Chill Out Responsibly, Aug 05

This Summer, Chill Out Responsibly

Dear Meg,
I’m not sure if this necessarily qualifies as a manners question perse, but I was curious as to whether or not there is any etiquette to the issueof energy conservation. I read an article recently in the NewYork Times called “Shiveringfor Luxury” about how more expensive stores are kept much cooler in thesummer than lower priced ones so shoppers would stay longer and spend moremoney. That seemed kind of sneaky to me. This got me to thinking more aboutthe whole issue of waste and conservation in general. What do you say?
—Tony

My Dear Tony,
I read the same article. If I recall correctly, it pointed out thatfor each lowered degree on the thermostat an additional 8 percentof energy is consumed. That’s no small potatoes if you’re talkingabout a 10 degree difference between, say, Hermes at 66 degrees and a smalllocally owned grocery store hanging in at 76. Math is hardly my areaof expertise but I think that means the big H is using 80 percent moreenergy than the poor little grocer?

It might be easy to argue that it’s rude to make a customer uncomfortablebut that’s a rather short-sighted, not to mention self-serving, argument.On my best days I try to view my own actions against what has come to beknown as the “Seven Generations” test. This is a standard adaptedfrom a constitution written more than 500 years ago by the Iroquois nation,a confederation of Native American peoples, suggesting we must always tryto be aware of the consequences of our actions since they are but a partof an interdependent web. If an activity is sustainable, it can go on foreverwithout compromising the ability of future generations to lead a qualitylife. Since the act of determining if an act is sustainable is always basedon the information at hand, we must continually reevaluate our actions.

I would say that keeping thermostats at home and work well above 70 degreesin summer is surely part of attempting to live a sustainable lifestyle, andgood manners, to boot. This said, I’m going to get a bit heavy on youthis month and tell you our nation’s over-dependence on private cars(especially gas-guzzling sport-utility vehicles) is threatening our planetand our children’s children’s lives times five—much morethan keeping our thermostats too low. Don’t get me wrong—everylittle bit helps and it’s good form to do everything within your personalpower to care for the environment. “You must add your light to thesum of light,” as Leo Tolstoy once wrote. These words may have originatedin the Gospel of Matthew. I’m afraid I know even less about the Biblethan mathematics.

In any case, a more recent article in the Times indicates that America’s still-increasingpool of more than 200 million autos swallows up more than 11 percent of theworld’s daily oil output. While the rest of the world has increasedits use of oil a mere 19 percent since the last big oil crisis of 1973, ourconsumption has gone up 35 percent. Yikes.
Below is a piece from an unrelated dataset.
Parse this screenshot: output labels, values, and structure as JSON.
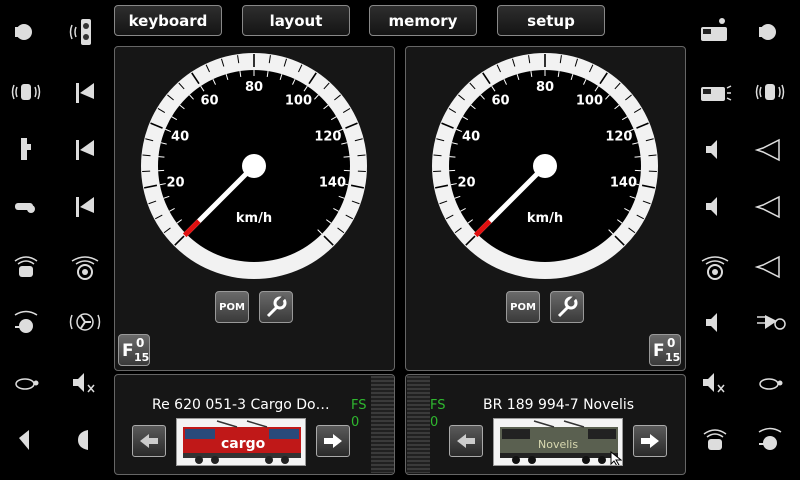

David J. O’Reilly, CEO and Chairman of Texas-based oil behemoth Chevron,a strong proponent of drilling for oil in in the Arctic Wildlife Preserve(and maneuvering into countries such as Angola, Nigeria, Algeria, and Libya,whose populations have been historically ravaged by war and human rightsabuses—very bad manners, by the way), readily admits it took humanity125 years to consume a mere trillion barrels of crude while the next trillionwill probably be used up in only 35 years. Mr. O’Reilly doesn’tsound too worried about this, however, because he believes “thereis plenty of room to play.” I don’t know about you, Tony, butI enjoy a game of Scrabble or Taboo and tossing the Frisbee with my niece,but the things these oil big-wigs are proponents of don’t sound likeall that much fun to me. To be specific and to answer your question moredirectly, they sound wasteful, not very well thought out, and as far fromthe idea of conservation as possible. To be fair, I doubt Mr. O’ Reillyor any of his colleagues took their respective career paths because theynecessarily concur with my particular environmental philosophies.

I hope this response does not read like one of those all too common blogrants or, even worse, make me sound like an AM-radio talk-show hostwho has had a spot too much caffeine and possesses far too many uninformedopinions for her own good. If so, I apologize. Thank you ever so much forthe question, however. I am thrilled to have an opportunity to address anissue I care so much about, and I hope I’ve been helpful. Stay cool—withinreason, of course.
Love, Meg